**Your task**:
You are asked to filter the data below and copy every line holding "title".

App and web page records
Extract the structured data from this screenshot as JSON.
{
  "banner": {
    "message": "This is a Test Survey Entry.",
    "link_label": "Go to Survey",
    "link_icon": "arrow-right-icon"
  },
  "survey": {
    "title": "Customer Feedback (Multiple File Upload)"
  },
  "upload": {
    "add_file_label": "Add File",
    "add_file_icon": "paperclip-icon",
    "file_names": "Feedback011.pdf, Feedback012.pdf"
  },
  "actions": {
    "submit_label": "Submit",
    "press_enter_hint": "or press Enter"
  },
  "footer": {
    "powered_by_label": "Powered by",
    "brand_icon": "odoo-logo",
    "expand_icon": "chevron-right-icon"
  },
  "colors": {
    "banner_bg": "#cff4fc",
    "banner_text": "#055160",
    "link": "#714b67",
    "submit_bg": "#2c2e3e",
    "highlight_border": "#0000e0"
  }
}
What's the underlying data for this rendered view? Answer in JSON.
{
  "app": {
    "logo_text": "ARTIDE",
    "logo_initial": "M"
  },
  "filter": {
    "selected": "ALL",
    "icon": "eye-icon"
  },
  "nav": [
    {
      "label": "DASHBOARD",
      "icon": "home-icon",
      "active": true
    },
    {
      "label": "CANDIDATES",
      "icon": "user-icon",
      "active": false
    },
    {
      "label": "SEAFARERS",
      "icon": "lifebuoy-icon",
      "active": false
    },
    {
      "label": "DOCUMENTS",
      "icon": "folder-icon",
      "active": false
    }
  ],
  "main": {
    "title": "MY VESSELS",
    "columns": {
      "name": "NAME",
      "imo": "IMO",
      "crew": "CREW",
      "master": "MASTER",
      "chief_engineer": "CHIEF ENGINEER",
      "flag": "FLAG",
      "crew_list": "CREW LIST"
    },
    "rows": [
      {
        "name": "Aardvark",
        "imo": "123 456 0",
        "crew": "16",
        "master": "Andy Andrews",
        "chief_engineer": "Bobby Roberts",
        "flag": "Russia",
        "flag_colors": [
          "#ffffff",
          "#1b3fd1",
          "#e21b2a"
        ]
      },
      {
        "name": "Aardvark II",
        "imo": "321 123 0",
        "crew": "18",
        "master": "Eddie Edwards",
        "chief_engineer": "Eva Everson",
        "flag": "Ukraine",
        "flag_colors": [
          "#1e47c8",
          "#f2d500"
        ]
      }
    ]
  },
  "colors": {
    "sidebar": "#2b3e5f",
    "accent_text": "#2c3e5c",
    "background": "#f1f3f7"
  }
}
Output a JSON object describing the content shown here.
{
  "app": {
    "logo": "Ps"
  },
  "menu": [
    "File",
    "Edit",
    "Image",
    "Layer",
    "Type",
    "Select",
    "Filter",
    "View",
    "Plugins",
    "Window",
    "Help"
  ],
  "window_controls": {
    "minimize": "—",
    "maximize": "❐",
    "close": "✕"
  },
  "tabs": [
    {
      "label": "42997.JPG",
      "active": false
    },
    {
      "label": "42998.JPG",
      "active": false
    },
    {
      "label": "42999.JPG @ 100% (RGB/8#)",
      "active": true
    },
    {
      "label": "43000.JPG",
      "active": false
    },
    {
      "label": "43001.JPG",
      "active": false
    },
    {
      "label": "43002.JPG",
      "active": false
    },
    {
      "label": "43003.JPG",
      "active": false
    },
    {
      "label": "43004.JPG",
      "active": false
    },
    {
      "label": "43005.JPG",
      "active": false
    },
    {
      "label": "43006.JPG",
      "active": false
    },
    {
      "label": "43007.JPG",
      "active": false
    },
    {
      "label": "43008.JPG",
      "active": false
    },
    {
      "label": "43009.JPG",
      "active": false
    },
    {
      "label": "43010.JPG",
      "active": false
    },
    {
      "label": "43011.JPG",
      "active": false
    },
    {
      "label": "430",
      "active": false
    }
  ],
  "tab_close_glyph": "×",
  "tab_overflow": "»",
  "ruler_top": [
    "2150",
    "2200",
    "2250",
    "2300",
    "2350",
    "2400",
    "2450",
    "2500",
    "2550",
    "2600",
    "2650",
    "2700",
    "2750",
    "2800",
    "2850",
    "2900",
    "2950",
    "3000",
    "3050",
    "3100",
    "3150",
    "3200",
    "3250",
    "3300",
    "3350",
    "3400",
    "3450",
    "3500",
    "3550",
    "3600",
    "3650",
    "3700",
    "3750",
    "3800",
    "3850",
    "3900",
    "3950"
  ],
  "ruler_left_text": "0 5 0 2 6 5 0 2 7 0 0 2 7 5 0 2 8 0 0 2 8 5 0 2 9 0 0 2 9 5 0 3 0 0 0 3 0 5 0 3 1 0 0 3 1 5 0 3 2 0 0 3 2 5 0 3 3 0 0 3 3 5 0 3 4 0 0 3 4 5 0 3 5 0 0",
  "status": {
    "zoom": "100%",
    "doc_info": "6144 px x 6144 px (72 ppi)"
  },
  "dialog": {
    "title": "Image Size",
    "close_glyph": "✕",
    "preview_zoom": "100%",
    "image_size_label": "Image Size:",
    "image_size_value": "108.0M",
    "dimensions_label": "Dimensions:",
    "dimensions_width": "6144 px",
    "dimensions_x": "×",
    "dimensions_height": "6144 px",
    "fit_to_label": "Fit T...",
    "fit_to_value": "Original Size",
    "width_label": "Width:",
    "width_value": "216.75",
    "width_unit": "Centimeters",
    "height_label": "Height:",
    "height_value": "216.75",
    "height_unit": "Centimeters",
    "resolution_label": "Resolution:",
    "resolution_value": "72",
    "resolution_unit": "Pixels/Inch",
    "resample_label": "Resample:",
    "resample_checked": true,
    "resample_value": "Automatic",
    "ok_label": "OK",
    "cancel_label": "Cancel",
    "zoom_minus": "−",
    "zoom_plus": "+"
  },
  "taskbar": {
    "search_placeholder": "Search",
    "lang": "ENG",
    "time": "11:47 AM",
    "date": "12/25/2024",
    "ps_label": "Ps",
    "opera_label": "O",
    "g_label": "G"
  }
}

**Reply**:
    "title": "Customer Feedback (Multiple File Upload)"
    "title": "MY VESSELS",
    "title": "Image Size",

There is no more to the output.